## RECORDS PROVIDED
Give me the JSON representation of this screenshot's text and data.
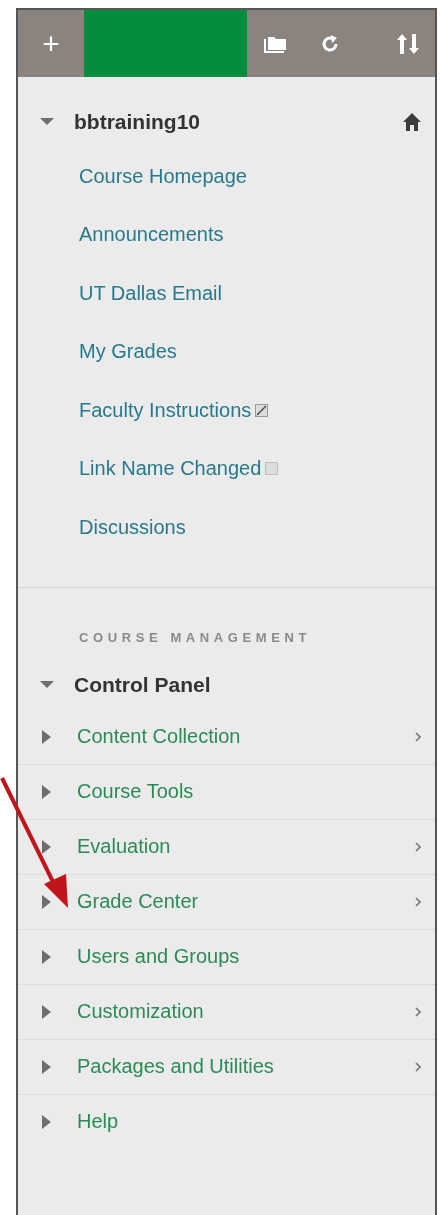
{
  "toolbar": {
    "buttons": [
      {
        "kind": "add",
        "label": "+"
      },
      {
        "kind": "banner"
      },
      {
        "kind": "folder"
      },
      {
        "kind": "refresh"
      },
      {
        "kind": "sort"
      }
    ]
  },
  "course": {
    "title": "bbtraining10",
    "expanded": true,
    "links": [
      {
        "label": "Course Homepage",
        "unavailable": false,
        "empty": false
      },
      {
        "label": "Announcements",
        "unavailable": false,
        "empty": false
      },
      {
        "label": "UT Dallas Email",
        "unavailable": false,
        "empty": false
      },
      {
        "label": "My Grades",
        "unavailable": false,
        "empty": false
      },
      {
        "label": "Faculty Instructions",
        "unavailable": true,
        "empty": false
      },
      {
        "label": "Link Name Changed",
        "unavailable": false,
        "empty": true
      },
      {
        "label": "Discussions",
        "unavailable": false,
        "empty": false
      }
    ]
  },
  "management": {
    "heading": "COURSE MANAGEMENT",
    "title": "Control Panel",
    "expanded": true,
    "items": [
      {
        "label": "Content Collection",
        "expanded": false,
        "has_submenu": true
      },
      {
        "label": "Course Tools",
        "expanded": false,
        "has_submenu": false
      },
      {
        "label": "Evaluation",
        "expanded": false,
        "has_submenu": true
      },
      {
        "label": "Grade Center",
        "expanded": false,
        "has_submenu": true
      },
      {
        "label": "Users and Groups",
        "expanded": false,
        "has_submenu": false
      },
      {
        "label": "Customization",
        "expanded": false,
        "has_submenu": true
      },
      {
        "label": "Packages and Utilities",
        "expanded": false,
        "has_submenu": true
      },
      {
        "label": "Help",
        "expanded": false,
        "has_submenu": false
      }
    ]
  }
}
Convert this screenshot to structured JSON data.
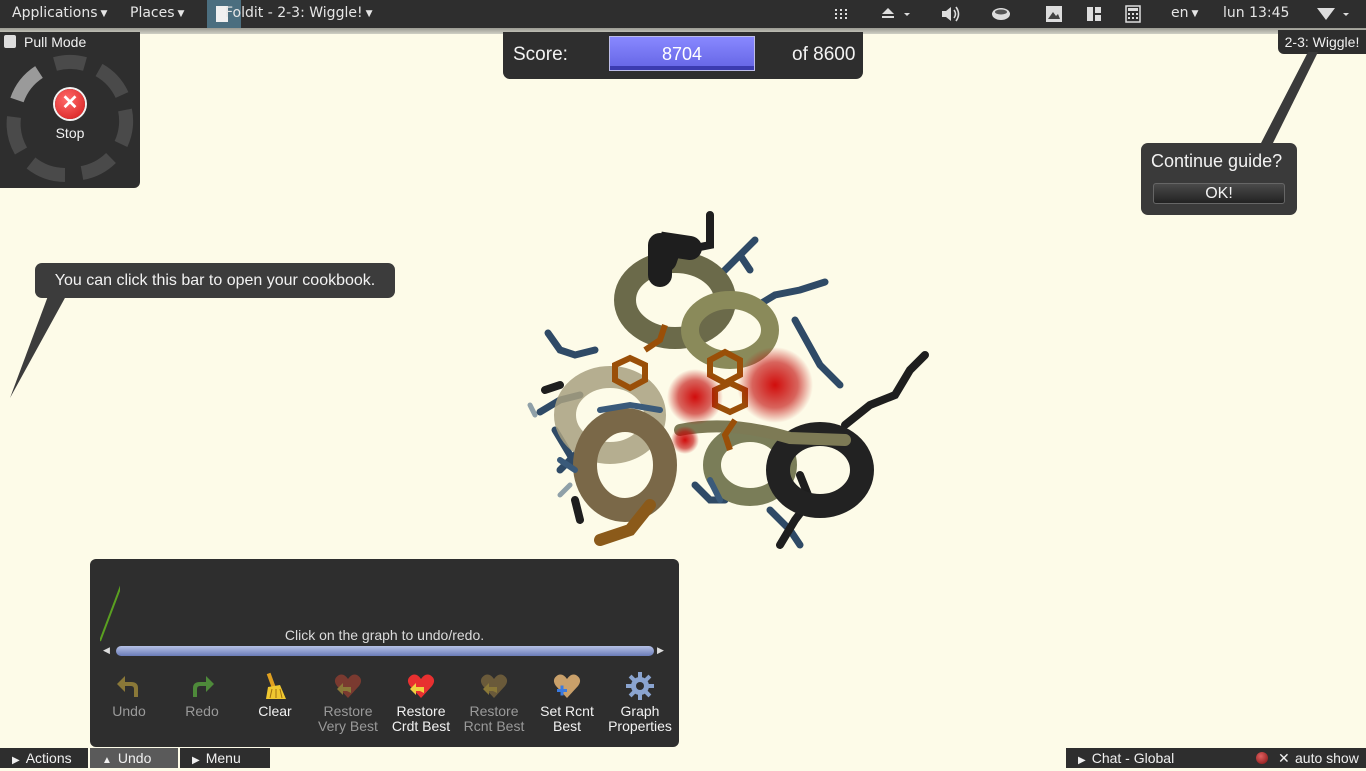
{
  "topbar": {
    "applications": "Applications",
    "places": "Places",
    "window_title": "Foldit - 2-3: Wiggle!",
    "language": "en",
    "clock": "lun 13:45",
    "icons": [
      "grid-icon",
      "eject-icon",
      "volume-icon",
      "coffee-icon",
      "image-icon",
      "layout-icon",
      "calculator-icon",
      "wifi-icon"
    ]
  },
  "score": {
    "label": "Score:",
    "value": "8704",
    "target": "of 8600",
    "color": "#7474f4"
  },
  "pull_mode": {
    "title": "Pull Mode",
    "stop_label": "Stop",
    "stop_color": "#d41a1a"
  },
  "guide": {
    "tag": "2-3: Wiggle!",
    "question": "Continue guide?",
    "ok": "OK!"
  },
  "cookbook_hint": "You can click this bar to open your cookbook.",
  "undo_panel": {
    "hint": "Click on the graph to undo/redo.",
    "tools": [
      {
        "line1": "Undo",
        "line2": "",
        "icon": "undo-arrow-icon",
        "enabled": false
      },
      {
        "line1": "Redo",
        "line2": "",
        "icon": "redo-arrow-icon",
        "enabled": false
      },
      {
        "line1": "Clear",
        "line2": "",
        "icon": "broom-icon",
        "enabled": true
      },
      {
        "line1": "Restore",
        "line2": "Very Best",
        "icon": "heart-restore-icon",
        "enabled": false
      },
      {
        "line1": "Restore",
        "line2": "Crdt Best",
        "icon": "heart-restore-icon",
        "enabled": true
      },
      {
        "line1": "Restore",
        "line2": "Rcnt Best",
        "icon": "heart-restore-icon",
        "enabled": false
      },
      {
        "line1": "Set Rcnt",
        "line2": "Best",
        "icon": "heart-plus-icon",
        "enabled": true
      },
      {
        "line1": "Graph",
        "line2": "Properties",
        "icon": "gear-icon",
        "enabled": true
      }
    ]
  },
  "bottom_tabs": {
    "actions": "Actions",
    "undo": "Undo",
    "menu": "Menu",
    "chat": "Chat - Global",
    "auto_show": "auto show"
  }
}
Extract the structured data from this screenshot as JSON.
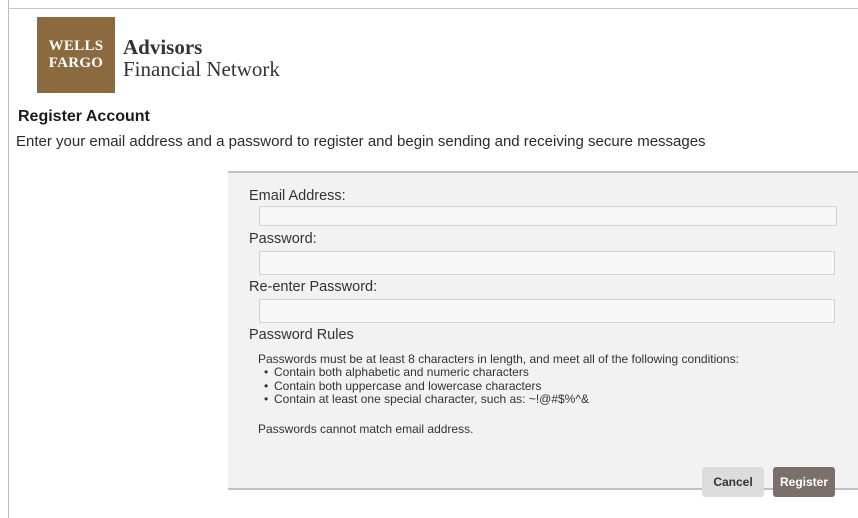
{
  "brand": {
    "logo_line1": "WELLS",
    "logo_line2": "FARGO",
    "name_line1": "Advisors",
    "name_line2": "Financial Network",
    "logo_color": "#8a6a3e"
  },
  "header": {
    "title": "Register Account",
    "description": "Enter your email address and a password to register and begin sending and receiving secure messages"
  },
  "form": {
    "email_label": "Email Address:",
    "email_value": "",
    "password_label": "Password:",
    "password_value": "",
    "reenter_label": "Re-enter Password:",
    "reenter_value": ""
  },
  "rules": {
    "title": "Password Rules",
    "intro": "Passwords must be at least 8 characters in length, and meet all of the following conditions:",
    "items": [
      "Contain both alphabetic and numeric characters",
      "Contain both uppercase and lowercase characters",
      "Contain at least one special character, such as: ~!@#$%^&"
    ],
    "note": "Passwords cannot match email address."
  },
  "actions": {
    "cancel_label": "Cancel",
    "register_label": "Register",
    "register_color": "#7b6f6c"
  }
}
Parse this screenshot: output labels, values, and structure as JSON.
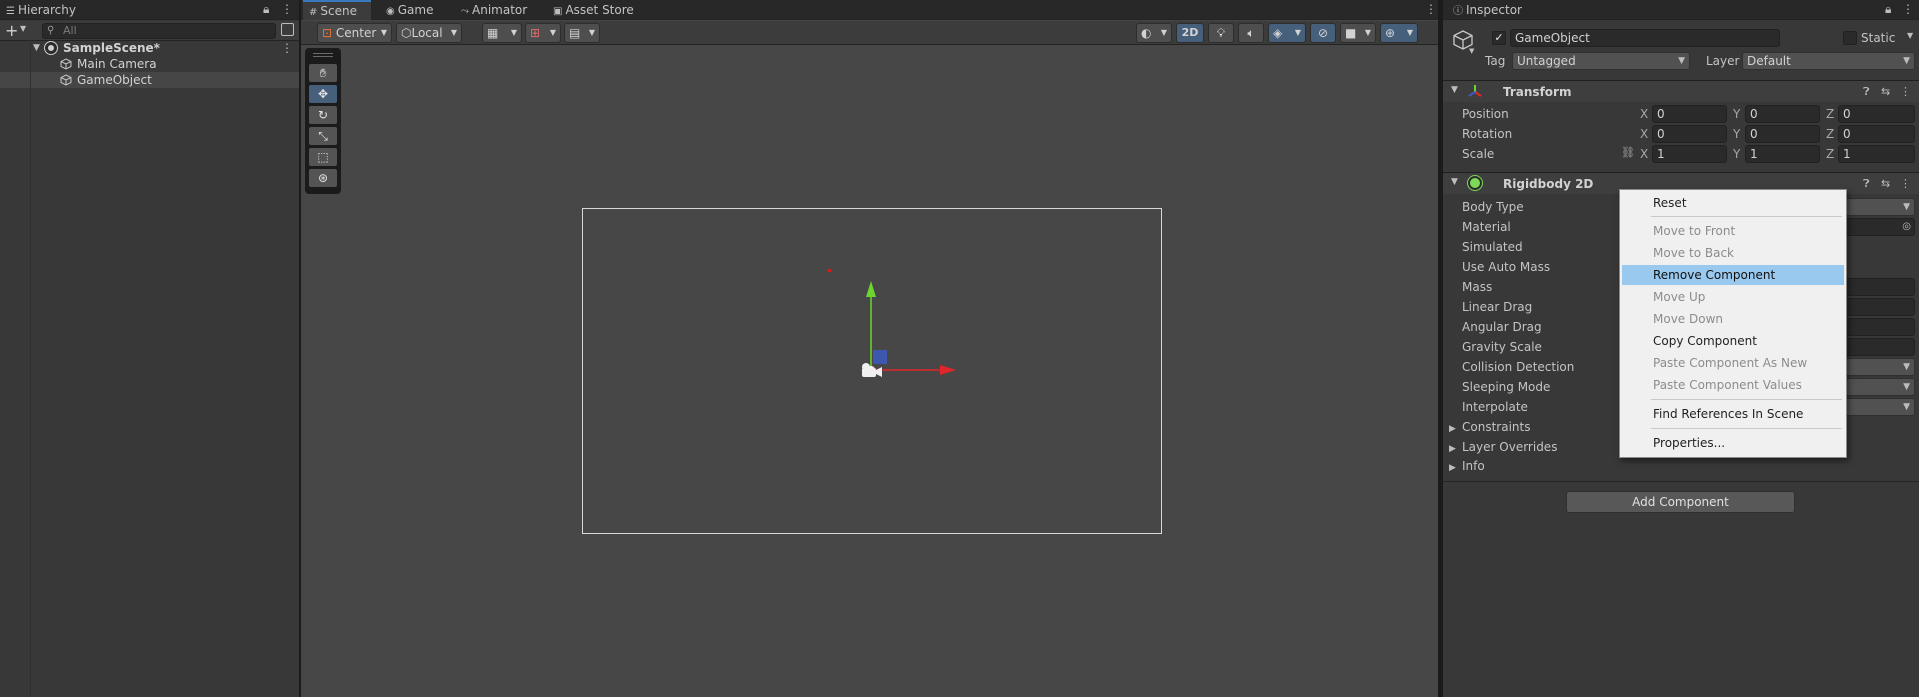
{
  "hierarchy": {
    "tab_label": "Hierarchy",
    "search_placeholder": "All",
    "items": [
      {
        "label": "SampleScene*"
      },
      {
        "label": "Main Camera"
      },
      {
        "label": "GameObject"
      }
    ]
  },
  "scene": {
    "tabs": [
      {
        "label": "Scene"
      },
      {
        "label": "Game"
      },
      {
        "label": "Animator"
      },
      {
        "label": "Asset Store"
      }
    ],
    "toolbar": {
      "pivot": "Center",
      "space": "Local",
      "mode_2d": "2D"
    }
  },
  "inspector": {
    "tab_label": "Inspector",
    "object_name": "GameObject",
    "static_label": "Static",
    "tag_label": "Tag",
    "tag_value": "Untagged",
    "layer_label": "Layer",
    "layer_value": "Default",
    "transform": {
      "title": "Transform",
      "position_label": "Position",
      "rotation_label": "Rotation",
      "scale_label": "Scale",
      "x": "X",
      "y": "Y",
      "z": "Z",
      "position": [
        "0",
        "0",
        "0"
      ],
      "rotation": [
        "0",
        "0",
        "0"
      ],
      "scale": [
        "1",
        "1",
        "1"
      ]
    },
    "rigidbody": {
      "title": "Rigidbody 2D",
      "fields": [
        {
          "label": "Body Type"
        },
        {
          "label": "Material"
        },
        {
          "label": "Simulated"
        },
        {
          "label": "Use Auto Mass"
        },
        {
          "label": "Mass"
        },
        {
          "label": "Linear Drag"
        },
        {
          "label": "Angular Drag"
        },
        {
          "label": "Gravity Scale"
        },
        {
          "label": "Collision Detection"
        },
        {
          "label": "Sleeping Mode"
        },
        {
          "label": "Interpolate"
        }
      ],
      "foldouts": [
        {
          "label": "Constraints"
        },
        {
          "label": "Layer Overrides"
        },
        {
          "label": "Info"
        }
      ]
    },
    "add_component_label": "Add Component"
  },
  "context_menu": {
    "items": [
      {
        "label": "Reset"
      },
      {
        "label": "Move to Front"
      },
      {
        "label": "Move to Back"
      },
      {
        "label": "Remove Component"
      },
      {
        "label": "Move Up"
      },
      {
        "label": "Move Down"
      },
      {
        "label": "Copy Component"
      },
      {
        "label": "Paste Component As New"
      },
      {
        "label": "Paste Component Values"
      },
      {
        "label": "Find References In Scene"
      },
      {
        "label": "Properties..."
      }
    ]
  },
  "colors": {
    "accent": "#3a79bb",
    "menu_highlight": "#99c9ef",
    "axis_x": "#e0262a",
    "axis_y": "#6cd62e",
    "axis_z": "#3a5bc7"
  }
}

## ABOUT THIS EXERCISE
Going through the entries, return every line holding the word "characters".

## EXPECTED ANSWER
    "intro": "Passwords must be at least 8 characters in length, and meet all of the following conditions:",
      "Contain both alphabetic and numeric characters",
      "Contain both uppercase and lowercase characters",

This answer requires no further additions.